  • Guangzhou-based green group also says ecological impact of building San Tin Technopole goes against national conservation policies
Vivian Au

Environmental groups in the Greater Bay Area have opposed plans to build a technology hub near Hong Kong’s border with mainland China, warning the project will erase a wetland buffer area and undermine national conservation principles.

Jim Luk of the Guangzhou-based CrossBorder Environment Concern Association expressed concerns on Wednesday that “the development of San Tin Technopole might affect the flying route of the migratory birds, as it is very near to the ecological red line in Shenzhen”.

Luk was referring to an ecologically sensitive zone near Hong Kong’s Mai Po mangroves and its surrounding area.

The proposed site for the technopole takes up more than 600 hectares (1,483 acres) of land, with half of the site earmarked as a hub intended to lure leading innovation and technology companies to the city.

The project is already expected to fill in 90 hectares of fish ponds and rezoning of land that acts as a buffer between wetlands and developed areas.

Luk said the plan could threaten the bay area’s largest coastal wetland ecosystem.
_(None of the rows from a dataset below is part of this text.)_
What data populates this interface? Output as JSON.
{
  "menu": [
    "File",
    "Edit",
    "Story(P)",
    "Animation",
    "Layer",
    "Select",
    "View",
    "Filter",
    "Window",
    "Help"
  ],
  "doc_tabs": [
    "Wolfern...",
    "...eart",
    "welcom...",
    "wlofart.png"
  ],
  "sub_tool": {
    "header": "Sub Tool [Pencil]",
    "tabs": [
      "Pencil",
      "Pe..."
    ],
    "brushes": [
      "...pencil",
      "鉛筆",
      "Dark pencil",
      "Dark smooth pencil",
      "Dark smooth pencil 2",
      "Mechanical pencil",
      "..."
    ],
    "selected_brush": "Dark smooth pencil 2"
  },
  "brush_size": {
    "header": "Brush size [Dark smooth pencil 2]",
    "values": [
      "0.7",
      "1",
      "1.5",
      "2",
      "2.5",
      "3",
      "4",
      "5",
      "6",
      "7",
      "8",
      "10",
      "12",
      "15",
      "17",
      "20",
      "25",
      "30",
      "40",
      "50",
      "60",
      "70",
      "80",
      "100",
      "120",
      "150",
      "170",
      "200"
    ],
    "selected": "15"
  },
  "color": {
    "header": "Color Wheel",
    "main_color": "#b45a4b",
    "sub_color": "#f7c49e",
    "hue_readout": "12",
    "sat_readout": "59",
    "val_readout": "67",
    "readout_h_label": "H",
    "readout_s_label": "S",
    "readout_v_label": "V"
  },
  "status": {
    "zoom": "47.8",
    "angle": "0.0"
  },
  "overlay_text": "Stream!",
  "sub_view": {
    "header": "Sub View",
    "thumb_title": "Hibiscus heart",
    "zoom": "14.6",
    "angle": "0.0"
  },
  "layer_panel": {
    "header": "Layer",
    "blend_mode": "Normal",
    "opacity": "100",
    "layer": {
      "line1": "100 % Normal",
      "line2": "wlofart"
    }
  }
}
Central authorities had formulated various policies and laws in recent years to protect ecological areas, including the countrywide Wetland Protection Law in 2022, he said.

The conservationist said central authorities had recently published a paper on plans to protect and restore flyways for migratory birds.

Greenpeace Hong Kong said that Shenzhen, in accordance with such policies, had dialed back plans to develop 123 hectares of Tong Lang Shan Country Park as part of efforts to build the Xili railway station.

Chan Hall-sion, a senior campaigner with the green group, said the technopole project disregarded national ecological conservation priorities, with Hong Kong falling behind other bay area cities in terms of environmental awareness.

The technopole is part of the Northern Metropolis mega project, which aims to turn 30,000 hectares in the New Territories into a housing and economic powerhouse.

The project was among those that underwent the government’s streamlined town planning procedures. The overhauled process seeks to cut the time needed for rezoning from 11 months to just seven.

More than 1,200 Hong Kong private individuals and groups have opposed the plan, with the Town Planning Board set to hear from them on Friday.

The Development Bureau said local authorities had already spoken with the relevant government departments across the border.

It added that the relevant portion of technopole project would not overlap with the Mai Po Inner Deep Bay Ramsar Site, and mitigation measures would preserve its ecological characteristics.